  1. The most advanced countries in geothermal energy

Geothermal energy is not the most widespread, but in some countries, it is the most energy-intensive. For those who are not what geothermal energy is, it comes from the energy of the Earth that is converted into heat. To capture it, a fluid is circulated in the depths of the Earth.

  • This fluid can be that of a natural captive hot water sheet, or water injected under pressure to fracture a hot and impervious rock. In both cases, the fluid warms up and goes back loaded with calories (thermal energy).
  • These calories are used directly or partially converted into electricity. The United States was in 2015 first regarding capacity with 3.4 Gigawatts. The Philippines (1.9 GW) and Indonesia (1.3 GW) follow suit. However, if we calculate the number of Watts/inhabitant, Iceland proves to be the world leader in geothermal energy, which represents 30% of its national energy production.

 

  1. The most advanced countries in hydropower

Hydraulic renewable energy is the energy provided by the movement of water: wave energy, tidal energy or tidal energy, to name only the most widespread. Ocean energy is potentially considerable, but it is widely dispersed and therefore difficult to collect and far from places of consumption.

  • To date, the United Kingdom is positioning itself as the leader in wave and tidal technologies. It is the first country in the world able to launch the first marine energy projects on a commercial scale. Other countries such as South Korea, Canada, Norway and Russia have developed this way of producing clean energy, but there is too little data to rank.
  • France is, unfortunately, lagging behind this promising sector, despite the remarkable potential offered by its oceanic domain (follow by the United States, with 11 million km² of waters under its jurisdiction in mainland France and the United States.

  1. The most advanced countries in biomass energy

-Biomass energy is the oldest form of energy used by man since the discovery of fire in prehistory.
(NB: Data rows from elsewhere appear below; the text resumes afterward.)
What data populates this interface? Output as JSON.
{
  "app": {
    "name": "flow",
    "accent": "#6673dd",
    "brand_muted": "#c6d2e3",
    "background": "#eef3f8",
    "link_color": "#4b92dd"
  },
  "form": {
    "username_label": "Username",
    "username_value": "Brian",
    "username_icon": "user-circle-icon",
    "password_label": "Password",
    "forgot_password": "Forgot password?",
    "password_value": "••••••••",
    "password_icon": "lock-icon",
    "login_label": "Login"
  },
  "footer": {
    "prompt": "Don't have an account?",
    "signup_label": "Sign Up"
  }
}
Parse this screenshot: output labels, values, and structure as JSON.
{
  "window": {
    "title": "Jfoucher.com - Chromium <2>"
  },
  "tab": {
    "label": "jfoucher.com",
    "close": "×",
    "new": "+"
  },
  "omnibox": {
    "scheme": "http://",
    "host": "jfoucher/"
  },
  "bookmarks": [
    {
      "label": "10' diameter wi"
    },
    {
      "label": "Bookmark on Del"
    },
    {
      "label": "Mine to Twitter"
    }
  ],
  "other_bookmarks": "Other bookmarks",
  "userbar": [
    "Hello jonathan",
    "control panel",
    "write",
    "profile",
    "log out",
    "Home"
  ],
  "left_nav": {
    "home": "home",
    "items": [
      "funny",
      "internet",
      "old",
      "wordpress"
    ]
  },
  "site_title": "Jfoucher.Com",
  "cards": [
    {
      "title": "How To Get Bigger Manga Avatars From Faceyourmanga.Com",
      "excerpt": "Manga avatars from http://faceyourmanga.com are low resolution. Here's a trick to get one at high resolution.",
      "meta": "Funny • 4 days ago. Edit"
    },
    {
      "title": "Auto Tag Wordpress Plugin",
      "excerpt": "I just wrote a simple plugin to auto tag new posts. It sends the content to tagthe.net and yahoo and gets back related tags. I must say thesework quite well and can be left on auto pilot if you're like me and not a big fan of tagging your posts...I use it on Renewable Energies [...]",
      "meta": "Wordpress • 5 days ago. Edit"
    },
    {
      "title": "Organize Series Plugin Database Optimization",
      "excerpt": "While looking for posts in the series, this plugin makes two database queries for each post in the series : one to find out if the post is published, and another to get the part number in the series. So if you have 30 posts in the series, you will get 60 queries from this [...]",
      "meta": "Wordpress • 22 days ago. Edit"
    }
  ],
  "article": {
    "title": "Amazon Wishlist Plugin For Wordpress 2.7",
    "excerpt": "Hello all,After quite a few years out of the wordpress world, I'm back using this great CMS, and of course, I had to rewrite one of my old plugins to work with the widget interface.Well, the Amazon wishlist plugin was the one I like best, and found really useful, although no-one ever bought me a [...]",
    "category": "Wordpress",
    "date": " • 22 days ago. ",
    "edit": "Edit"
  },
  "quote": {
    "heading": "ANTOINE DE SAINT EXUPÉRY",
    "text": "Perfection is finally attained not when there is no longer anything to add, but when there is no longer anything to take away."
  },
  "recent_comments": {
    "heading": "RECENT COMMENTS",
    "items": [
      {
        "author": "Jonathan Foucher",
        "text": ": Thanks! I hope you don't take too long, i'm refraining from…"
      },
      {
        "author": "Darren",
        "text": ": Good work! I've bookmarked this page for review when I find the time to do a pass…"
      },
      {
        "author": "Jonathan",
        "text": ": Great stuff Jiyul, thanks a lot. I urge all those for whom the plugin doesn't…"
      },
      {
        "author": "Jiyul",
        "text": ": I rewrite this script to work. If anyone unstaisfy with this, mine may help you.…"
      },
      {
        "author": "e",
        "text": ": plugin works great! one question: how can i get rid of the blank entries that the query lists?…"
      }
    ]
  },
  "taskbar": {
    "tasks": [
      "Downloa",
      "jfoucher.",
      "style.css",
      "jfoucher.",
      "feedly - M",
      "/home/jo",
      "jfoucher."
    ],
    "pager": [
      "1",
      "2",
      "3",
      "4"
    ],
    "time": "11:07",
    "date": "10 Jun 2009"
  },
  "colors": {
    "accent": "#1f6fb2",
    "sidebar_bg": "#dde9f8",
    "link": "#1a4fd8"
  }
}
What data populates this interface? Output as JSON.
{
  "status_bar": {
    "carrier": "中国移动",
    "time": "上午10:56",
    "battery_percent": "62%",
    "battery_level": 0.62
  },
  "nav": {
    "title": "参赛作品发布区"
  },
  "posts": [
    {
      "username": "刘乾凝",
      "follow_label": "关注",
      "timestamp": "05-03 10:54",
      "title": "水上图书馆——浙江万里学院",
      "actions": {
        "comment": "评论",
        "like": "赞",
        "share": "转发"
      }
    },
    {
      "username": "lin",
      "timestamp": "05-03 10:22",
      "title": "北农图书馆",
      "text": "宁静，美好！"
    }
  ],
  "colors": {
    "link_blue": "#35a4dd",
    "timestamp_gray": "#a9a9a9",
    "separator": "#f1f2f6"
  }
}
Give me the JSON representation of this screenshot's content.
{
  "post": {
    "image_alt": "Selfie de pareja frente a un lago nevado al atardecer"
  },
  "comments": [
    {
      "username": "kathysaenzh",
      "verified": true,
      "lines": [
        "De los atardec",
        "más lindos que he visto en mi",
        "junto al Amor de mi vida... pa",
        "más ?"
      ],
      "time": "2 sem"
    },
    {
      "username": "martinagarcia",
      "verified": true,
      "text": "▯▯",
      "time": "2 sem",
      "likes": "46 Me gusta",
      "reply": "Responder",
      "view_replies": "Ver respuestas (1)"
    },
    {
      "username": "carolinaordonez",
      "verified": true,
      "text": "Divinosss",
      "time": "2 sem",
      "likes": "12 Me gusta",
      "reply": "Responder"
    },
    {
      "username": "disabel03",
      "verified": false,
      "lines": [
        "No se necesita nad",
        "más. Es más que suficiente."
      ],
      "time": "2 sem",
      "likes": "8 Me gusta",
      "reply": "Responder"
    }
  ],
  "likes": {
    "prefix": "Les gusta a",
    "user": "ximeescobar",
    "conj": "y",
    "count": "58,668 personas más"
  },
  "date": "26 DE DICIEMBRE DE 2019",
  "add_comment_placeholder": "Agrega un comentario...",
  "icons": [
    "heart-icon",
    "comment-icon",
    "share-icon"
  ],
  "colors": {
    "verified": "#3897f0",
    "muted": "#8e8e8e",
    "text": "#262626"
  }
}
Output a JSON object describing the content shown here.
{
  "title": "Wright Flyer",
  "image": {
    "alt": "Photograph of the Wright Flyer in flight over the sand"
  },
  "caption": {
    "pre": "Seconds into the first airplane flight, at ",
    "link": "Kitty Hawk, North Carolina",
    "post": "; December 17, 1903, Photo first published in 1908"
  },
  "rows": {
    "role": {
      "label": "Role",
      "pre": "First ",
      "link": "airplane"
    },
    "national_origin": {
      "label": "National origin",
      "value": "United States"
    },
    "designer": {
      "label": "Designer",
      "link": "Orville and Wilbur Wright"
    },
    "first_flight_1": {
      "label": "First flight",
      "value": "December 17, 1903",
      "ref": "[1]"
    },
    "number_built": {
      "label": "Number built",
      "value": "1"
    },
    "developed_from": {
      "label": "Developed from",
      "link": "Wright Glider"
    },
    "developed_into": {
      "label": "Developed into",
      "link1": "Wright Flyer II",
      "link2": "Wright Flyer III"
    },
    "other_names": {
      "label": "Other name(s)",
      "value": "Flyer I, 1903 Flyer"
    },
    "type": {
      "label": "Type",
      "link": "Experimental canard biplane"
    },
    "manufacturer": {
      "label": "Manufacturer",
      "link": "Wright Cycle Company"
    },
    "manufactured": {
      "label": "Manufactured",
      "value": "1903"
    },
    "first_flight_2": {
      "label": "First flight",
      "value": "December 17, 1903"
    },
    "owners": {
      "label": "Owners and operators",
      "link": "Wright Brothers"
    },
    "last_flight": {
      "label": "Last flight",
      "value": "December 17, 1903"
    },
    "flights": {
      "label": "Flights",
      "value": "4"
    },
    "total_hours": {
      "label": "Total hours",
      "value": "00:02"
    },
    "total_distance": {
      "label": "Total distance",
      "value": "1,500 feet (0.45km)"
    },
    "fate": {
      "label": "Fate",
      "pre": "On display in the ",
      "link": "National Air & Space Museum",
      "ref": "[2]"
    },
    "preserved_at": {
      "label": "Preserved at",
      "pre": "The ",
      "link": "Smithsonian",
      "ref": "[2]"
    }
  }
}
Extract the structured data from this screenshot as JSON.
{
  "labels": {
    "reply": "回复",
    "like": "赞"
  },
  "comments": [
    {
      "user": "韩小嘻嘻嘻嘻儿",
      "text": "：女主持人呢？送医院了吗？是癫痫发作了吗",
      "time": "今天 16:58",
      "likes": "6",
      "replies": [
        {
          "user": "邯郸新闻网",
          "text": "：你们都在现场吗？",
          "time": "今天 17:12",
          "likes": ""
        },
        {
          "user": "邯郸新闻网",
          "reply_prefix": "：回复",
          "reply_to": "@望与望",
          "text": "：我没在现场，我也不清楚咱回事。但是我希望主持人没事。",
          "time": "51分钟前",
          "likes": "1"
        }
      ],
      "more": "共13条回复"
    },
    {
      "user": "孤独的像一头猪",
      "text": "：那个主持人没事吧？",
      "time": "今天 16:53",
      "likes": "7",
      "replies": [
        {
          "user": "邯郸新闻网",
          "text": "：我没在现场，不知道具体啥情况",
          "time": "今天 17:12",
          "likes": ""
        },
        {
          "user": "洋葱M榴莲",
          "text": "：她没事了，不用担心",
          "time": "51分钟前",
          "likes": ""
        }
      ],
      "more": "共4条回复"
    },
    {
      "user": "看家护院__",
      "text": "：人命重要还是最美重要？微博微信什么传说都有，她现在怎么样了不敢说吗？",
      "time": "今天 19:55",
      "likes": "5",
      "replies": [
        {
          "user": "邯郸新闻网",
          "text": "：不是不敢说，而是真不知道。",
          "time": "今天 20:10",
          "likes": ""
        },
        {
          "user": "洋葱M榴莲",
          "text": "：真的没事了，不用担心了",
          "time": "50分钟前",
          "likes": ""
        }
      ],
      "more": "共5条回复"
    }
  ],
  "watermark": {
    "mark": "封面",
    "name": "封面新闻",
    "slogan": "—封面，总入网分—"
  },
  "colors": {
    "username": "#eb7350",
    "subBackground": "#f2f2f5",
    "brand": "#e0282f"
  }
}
This allows you to generate power from (wood, plants, agricultural waste, organic household refuse) or the biogas resulting from the fermentation of these materials, in biomass plants. With 15.9% of the global total, the United States is the leading producer of electricity from biomass, ahead of Germany (11.2%) and Brazil (11%).

Which countries are closest to energy independence?

-Aware of the risks of excessive dependence on fossil fuels, some countries have for several years beginning their energy transition. With significant natural resources and considerable investment in renewable energy, the countries of Iceland, Ethiopia, Norway, Costa Rica, Brazil and Uruguay are the first in the class! With over 70% of its energy consumption from hydroelectric and geothermal energy resources, Iceland is a pioneer in renewable energies. 100% of its electricity and 81% of its primary energy needs come from renewable sources.

  • Ethiopia is today the African leader in renewable energy. Devoid of gas and oil, the country relies on its energy resources to fuel its economic development.
  • The Ethiopian government has said it wants to develop wind, geothermal and solar power, in addition to hydroelectric dams already established on the Nile. Norway is first in Europe regarding an energetic transition. 60% of the energy consumed in Norway comes from a renewable source. The country aims to become carbon neutral by 2030.

Costa Rica has already achieved its energy transition

Brazil is the industrialized country using the most renewable energy, nuclear and fossil only representing 11.8%, while the average of the industrialized countries is 87%. Renewable energies almost entirely power Uruguay. The country aims for energy independence by 2030.

 

 

 

 

Read More: 11 EASY WAYS TO INCORPORATE RENEWABLE ENERGY INTO YOUR LIFE